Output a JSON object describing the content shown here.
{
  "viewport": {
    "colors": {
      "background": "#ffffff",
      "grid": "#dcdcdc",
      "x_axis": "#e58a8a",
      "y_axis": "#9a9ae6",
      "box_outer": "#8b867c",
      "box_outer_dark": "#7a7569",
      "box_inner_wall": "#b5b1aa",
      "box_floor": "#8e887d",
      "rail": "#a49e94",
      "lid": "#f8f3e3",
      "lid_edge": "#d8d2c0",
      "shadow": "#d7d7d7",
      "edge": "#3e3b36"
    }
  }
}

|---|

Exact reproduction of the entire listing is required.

Response area:
Output a JSON object describing the content shown here.
{
  "viewport": {
    "colors": {
      "background": "#ffffff",
      "grid": "#dcdcdc",
      "x_axis": "#e58a8a",
      "y_axis": "#9a9ae6",
      "box_outer": "#8b867c",
      "box_outer_dark": "#7a7569",
      "box_inner_wall": "#b5b1aa",
      "box_floor": "#8e887d",
      "rail": "#a49e94",
      "lid": "#f8f3e3",
      "lid_edge": "#d8d2c0",
      "shadow": "#d7d7d7",
      "edge": "#3e3b36"
    }
  }
}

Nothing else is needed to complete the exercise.